* **Problem description**: With the pictures removed, write out the data below exactly.

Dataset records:
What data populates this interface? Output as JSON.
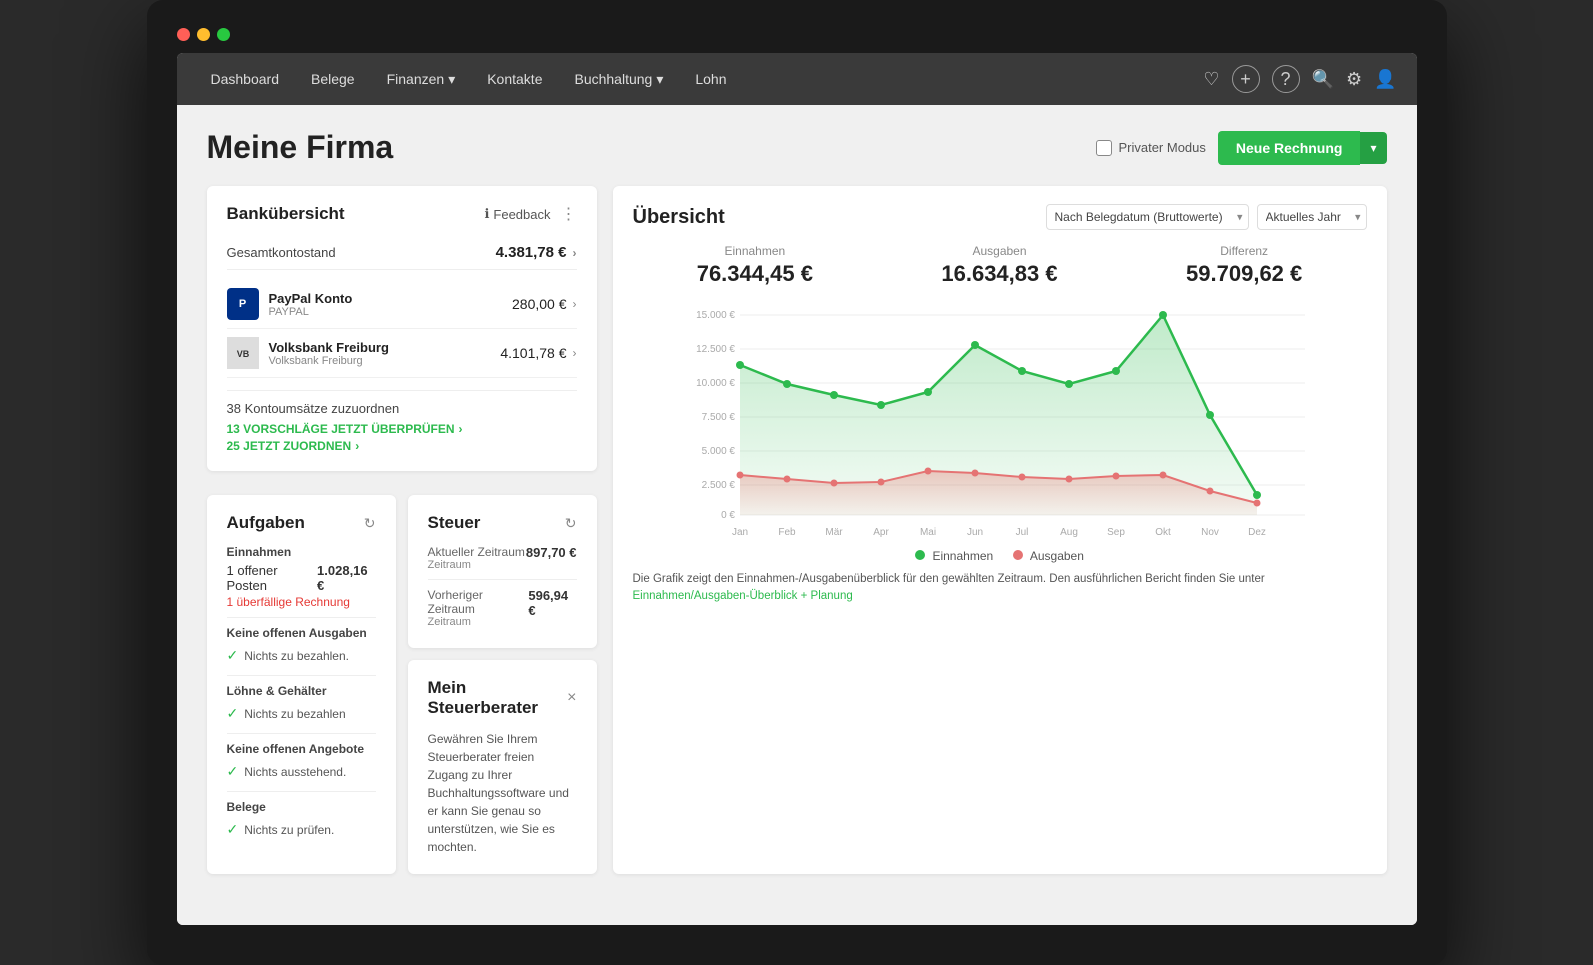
{
  "window": {
    "dots": [
      "red",
      "yellow",
      "green"
    ]
  },
  "nav": {
    "items": [
      {
        "label": "Dashboard",
        "has_dropdown": false
      },
      {
        "label": "Belege",
        "has_dropdown": false
      },
      {
        "label": "Finanzen",
        "has_dropdown": true
      },
      {
        "label": "Kontakte",
        "has_dropdown": false
      },
      {
        "label": "Buchhaltung",
        "has_dropdown": true
      },
      {
        "label": "Lohn",
        "has_dropdown": false
      }
    ]
  },
  "page": {
    "title": "Meine Firma",
    "private_mode_label": "Privater Modus",
    "neue_rechnung_label": "Neue Rechnung"
  },
  "bank": {
    "card_title": "Bankübersicht",
    "feedback_label": "Feedback",
    "gesamtkontostand_label": "Gesamtkontostand",
    "gesamtkontostand_value": "4.381,78 €",
    "accounts": [
      {
        "name": "PayPal Konto",
        "sub": "PAYPAL",
        "amount": "280,00 €",
        "logo_type": "paypal",
        "logo_text": "P"
      },
      {
        "name": "Volksbank Freiburg",
        "sub": "Volksbank Freiburg",
        "amount": "4.101,78 €",
        "logo_type": "volksbank",
        "logo_text": "VB"
      }
    ],
    "kontoumsaetze_label": "38 Kontoumsätze zuzuordnen",
    "link1": "13 VORSCHLÄGE JETZT ÜBERPRÜFEN",
    "link2": "25 JETZT ZUORDNEN"
  },
  "aufgaben": {
    "card_title": "Aufgaben",
    "sections": [
      {
        "label": "Einnahmen",
        "count_text": "1 offener Posten",
        "amount": "1.028,16 €",
        "overdue": "1 überfällige Rechnung"
      },
      {
        "label": "Keine offenen Ausgaben",
        "no_items": "Nichts zu bezahlen."
      },
      {
        "label": "Löhne & Gehälter",
        "no_items": "Nichts zu bezahlen"
      },
      {
        "label": "Keine offenen Angebote",
        "no_items": "Nichts ausstehend."
      },
      {
        "label": "Belege",
        "no_items": "Nichts zu prüfen."
      }
    ]
  },
  "steuer": {
    "card_title": "Steuer",
    "aktueller_zeitraum_label": "Aktueller Zeitraum",
    "aktueller_zeitraum_value": "897,70 €",
    "vorheriger_zeitraum_label": "Vorheriger Zeitraum",
    "vorheriger_zeitraum_value": "596,94 €"
  },
  "steuerberater": {
    "card_title": "Mein Steuerberater",
    "text": "Gewähren Sie Ihrem Steuerberater freien Zugang zu Ihrer Buchhaltungssoftware und er kann Sie genau so unterstützen, wie Sie es mochten."
  },
  "uebersicht": {
    "title": "Übersicht",
    "filter1": "Nach Belegdatum (Bruttowerte)",
    "filter2": "Aktuelles Jahr",
    "einnahmen_label": "Einnahmen",
    "einnahmen_value": "76.344,45 €",
    "ausgaben_label": "Ausgaben",
    "ausgaben_value": "16.634,83 €",
    "differenz_label": "Differenz",
    "differenz_value": "59.709,62 €",
    "chart_note": "Die Grafik zeigt den Einnahmen-/Ausgabenüberblick für den gewählten Zeitraum. Den ausführlichen Bericht finden Sie unter",
    "chart_note_link": "Einnahmen/Ausgaben-Überblick + Planung",
    "legend_einnahmen": "Einnahmen",
    "legend_ausgaben": "Ausgaben",
    "months": [
      "Jan",
      "Feb",
      "Mär",
      "Apr",
      "Mai",
      "Jun",
      "Jul",
      "Aug",
      "Sep",
      "Okt",
      "Nov",
      "Dez"
    ],
    "y_labels": [
      "15.000 €",
      "12.500 €",
      "10.000 €",
      "7.500 €",
      "5.000 €",
      "2.500 €",
      "0 €"
    ],
    "einnahmen_data": [
      75,
      68,
      60,
      55,
      63,
      85,
      72,
      68,
      72,
      100,
      48,
      10
    ],
    "ausgaben_data": [
      18,
      16,
      14,
      15,
      22,
      20,
      17,
      16,
      18,
      19,
      10,
      5
    ]
  }
}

* **Answer to this task**:
What data populates this interface? Output as JSON.
{
  "window": {
    "dots": [
      "red",
      "yellow",
      "green"
    ]
  },
  "nav": {
    "items": [
      {
        "label": "Dashboard",
        "has_dropdown": false
      },
      {
        "label": "Belege",
        "has_dropdown": false
      },
      {
        "label": "Finanzen",
        "has_dropdown": true
      },
      {
        "label": "Kontakte",
        "has_dropdown": false
      },
      {
        "label": "Buchhaltung",
        "has_dropdown": true
      },
      {
        "label": "Lohn",
        "has_dropdown": false
      }
    ]
  },
  "page": {
    "title": "Meine Firma",
    "private_mode_label": "Privater Modus",
    "neue_rechnung_label": "Neue Rechnung"
  },
  "bank": {
    "card_title": "Bankübersicht",
    "feedback_label": "Feedback",
    "gesamtkontostand_label": "Gesamtkontostand",
    "gesamtkontostand_value": "4.381,78 €",
    "accounts": [
      {
        "name": "PayPal Konto",
        "sub": "PAYPAL",
        "amount": "280,00 €",
        "logo_type": "paypal",
        "logo_text": "P"
      },
      {
        "name": "Volksbank Freiburg",
        "sub": "Volksbank Freiburg",
        "amount": "4.101,78 €",
        "logo_type": "volksbank",
        "logo_text": "VB"
      }
    ],
    "kontoumsaetze_label": "38 Kontoumsätze zuzuordnen",
    "link1": "13 VORSCHLÄGE JETZT ÜBERPRÜFEN",
    "link2": "25 JETZT ZUORDNEN"
  },
  "aufgaben": {
    "card_title": "Aufgaben",
    "sections": [
      {
        "label": "Einnahmen",
        "count_text": "1 offener Posten",
        "amount": "1.028,16 €",
        "overdue": "1 überfällige Rechnung"
      },
      {
        "label": "Keine offenen Ausgaben",
        "no_items": "Nichts zu bezahlen."
      },
      {
        "label": "Löhne & Gehälter",
        "no_items": "Nichts zu bezahlen"
      },
      {
        "label": "Keine offenen Angebote",
        "no_items": "Nichts ausstehend."
      },
      {
        "label": "Belege",
        "no_items": "Nichts zu prüfen."
      }
    ]
  },
  "steuer": {
    "card_title": "Steuer",
    "aktueller_zeitraum_label": "Aktueller Zeitraum",
    "aktueller_zeitraum_value": "897,70 €",
    "vorheriger_zeitraum_label": "Vorheriger Zeitraum",
    "vorheriger_zeitraum_value": "596,94 €"
  },
  "steuerberater": {
    "card_title": "Mein Steuerberater",
    "text": "Gewähren Sie Ihrem Steuerberater freien Zugang zu Ihrer Buchhaltungssoftware und er kann Sie genau so unterstützen, wie Sie es mochten."
  },
  "uebersicht": {
    "title": "Übersicht",
    "filter1": "Nach Belegdatum (Bruttowerte)",
    "filter2": "Aktuelles Jahr",
    "einnahmen_label": "Einnahmen",
    "einnahmen_value": "76.344,45 €",
    "ausgaben_label": "Ausgaben",
    "ausgaben_value": "16.634,83 €",
    "differenz_label": "Differenz",
    "differenz_value": "59.709,62 €",
    "chart_note": "Die Grafik zeigt den Einnahmen-/Ausgabenüberblick für den gewählten Zeitraum. Den ausführlichen Bericht finden Sie unter",
    "chart_note_link": "Einnahmen/Ausgaben-Überblick + Planung",
    "legend_einnahmen": "Einnahmen",
    "legend_ausgaben": "Ausgaben",
    "months": [
      "Jan",
      "Feb",
      "Mär",
      "Apr",
      "Mai",
      "Jun",
      "Jul",
      "Aug",
      "Sep",
      "Okt",
      "Nov",
      "Dez"
    ],
    "y_labels": [
      "15.000 €",
      "12.500 €",
      "10.000 €",
      "7.500 €",
      "5.000 €",
      "2.500 €",
      "0 €"
    ],
    "einnahmen_data": [
      75,
      68,
      60,
      55,
      63,
      85,
      72,
      68,
      72,
      100,
      48,
      10
    ],
    "ausgaben_data": [
      18,
      16,
      14,
      15,
      22,
      20,
      17,
      16,
      18,
      19,
      10,
      5
    ]
  }
}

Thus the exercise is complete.